- **Exercise directions**: Repeat every entry exactly as it appears.

- **Study material**:
▬▬▬▬▬▬▬▬▬▬
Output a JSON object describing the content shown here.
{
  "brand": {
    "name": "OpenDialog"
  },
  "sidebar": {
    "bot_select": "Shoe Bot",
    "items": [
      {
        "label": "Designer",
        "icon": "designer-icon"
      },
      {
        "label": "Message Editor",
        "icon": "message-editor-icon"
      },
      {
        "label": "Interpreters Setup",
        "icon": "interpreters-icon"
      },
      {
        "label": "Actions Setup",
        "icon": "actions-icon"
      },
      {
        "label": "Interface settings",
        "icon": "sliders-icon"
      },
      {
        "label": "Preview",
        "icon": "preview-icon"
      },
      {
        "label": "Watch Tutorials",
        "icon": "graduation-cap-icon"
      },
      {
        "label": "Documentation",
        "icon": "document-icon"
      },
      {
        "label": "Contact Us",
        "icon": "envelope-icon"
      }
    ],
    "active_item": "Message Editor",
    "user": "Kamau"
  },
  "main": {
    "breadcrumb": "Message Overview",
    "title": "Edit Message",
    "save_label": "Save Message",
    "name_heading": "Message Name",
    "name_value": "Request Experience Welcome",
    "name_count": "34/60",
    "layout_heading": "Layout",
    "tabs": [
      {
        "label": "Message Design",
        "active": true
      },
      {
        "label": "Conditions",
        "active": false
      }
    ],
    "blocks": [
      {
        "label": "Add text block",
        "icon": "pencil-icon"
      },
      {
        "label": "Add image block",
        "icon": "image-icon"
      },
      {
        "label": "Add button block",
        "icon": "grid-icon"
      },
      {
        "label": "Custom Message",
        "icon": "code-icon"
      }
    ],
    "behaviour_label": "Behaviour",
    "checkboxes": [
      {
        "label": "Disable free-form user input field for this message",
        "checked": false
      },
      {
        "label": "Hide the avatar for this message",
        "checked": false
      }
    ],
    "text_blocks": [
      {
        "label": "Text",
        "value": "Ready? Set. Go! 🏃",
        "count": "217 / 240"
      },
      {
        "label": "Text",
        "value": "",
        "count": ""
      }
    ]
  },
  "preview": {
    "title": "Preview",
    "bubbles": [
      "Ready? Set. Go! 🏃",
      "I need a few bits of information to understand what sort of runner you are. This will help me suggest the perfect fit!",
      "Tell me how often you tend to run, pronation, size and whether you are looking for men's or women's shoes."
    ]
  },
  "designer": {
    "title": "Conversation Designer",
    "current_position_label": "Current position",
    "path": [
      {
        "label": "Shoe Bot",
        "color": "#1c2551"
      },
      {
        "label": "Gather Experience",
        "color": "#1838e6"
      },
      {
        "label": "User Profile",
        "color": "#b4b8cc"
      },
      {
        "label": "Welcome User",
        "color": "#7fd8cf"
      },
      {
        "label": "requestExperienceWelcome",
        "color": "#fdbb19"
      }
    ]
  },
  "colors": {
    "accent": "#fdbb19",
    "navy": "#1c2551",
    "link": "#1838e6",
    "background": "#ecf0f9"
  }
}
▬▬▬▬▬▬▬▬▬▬
- **Answer section**:
Output a JSON object describing the content shown here.
{
  "brand": {
    "name": "OpenDialog"
  },
  "sidebar": {
    "bot_select": "Shoe Bot",
    "items": [
      {
        "label": "Designer",
        "icon": "designer-icon"
      },
      {
        "label": "Message Editor",
        "icon": "message-editor-icon"
      },
      {
        "label": "Interpreters Setup",
        "icon": "interpreters-icon"
      },
      {
        "label": "Actions Setup",
        "icon": "actions-icon"
      },
      {
        "label": "Interface settings",
        "icon": "sliders-icon"
      },
      {
        "label": "Preview",
        "icon": "preview-icon"
      },
      {
        "label": "Watch Tutorials",
        "icon": "graduation-cap-icon"
      },
      {
        "label": "Documentation",
        "icon": "document-icon"
      },
      {
        "label": "Contact Us",
        "icon": "envelope-icon"
      }
    ],
    "active_item": "Message Editor",
    "user": "Kamau"
  },
  "main": {
    "breadcrumb": "Message Overview",
    "title": "Edit Message",
    "save_label": "Save Message",
    "name_heading": "Message Name",
    "name_value": "Request Experience Welcome",
    "name_count": "34/60",
    "layout_heading": "Layout",
    "tabs": [
      {
        "label": "Message Design",
        "active": true
      },
      {
        "label": "Conditions",
        "active": false
      }
    ],
    "blocks": [
      {
        "label": "Add text block",
        "icon": "pencil-icon"
      },
      {
        "label": "Add image block",
        "icon": "image-icon"
      },
      {
        "label": "Add button block",
        "icon": "grid-icon"
      },
      {
        "label": "Custom Message",
        "icon": "code-icon"
      }
    ],
    "behaviour_label": "Behaviour",
    "checkboxes": [
      {
        "label": "Disable free-form user input field for this message",
        "checked": false
      },
      {
        "label": "Hide the avatar for this message",
        "checked": false
      }
    ],
    "text_blocks": [
      {
        "label": "Text",
        "value": "Ready? Set. Go! 🏃",
        "count": "217 / 240"
      },
      {
        "label": "Text",
        "value": "",
        "count": ""
      }
    ]
  },
  "preview": {
    "title": "Preview",
    "bubbles": [
      "Ready? Set. Go! 🏃",
      "I need a few bits of information to understand what sort of runner you are. This will help me suggest the perfect fit!",
      "Tell me how often you tend to run, pronation, size and whether you are looking for men's or women's shoes."
    ]
  },
  "designer": {
    "title": "Conversation Designer",
    "current_position_label": "Current position",
    "path": [
      {
        "label": "Shoe Bot",
        "color": "#1c2551"
      },
      {
        "label": "Gather Experience",
        "color": "#1838e6"
      },
      {
        "label": "User Profile",
        "color": "#b4b8cc"
      },
      {
        "label": "Welcome User",
        "color": "#7fd8cf"
      },
      {
        "label": "requestExperienceWelcome",
        "color": "#fdbb19"
      }
    ]
  },
  "colors": {
    "accent": "#fdbb19",
    "navy": "#1c2551",
    "link": "#1838e6",
    "background": "#ecf0f9"
  }
}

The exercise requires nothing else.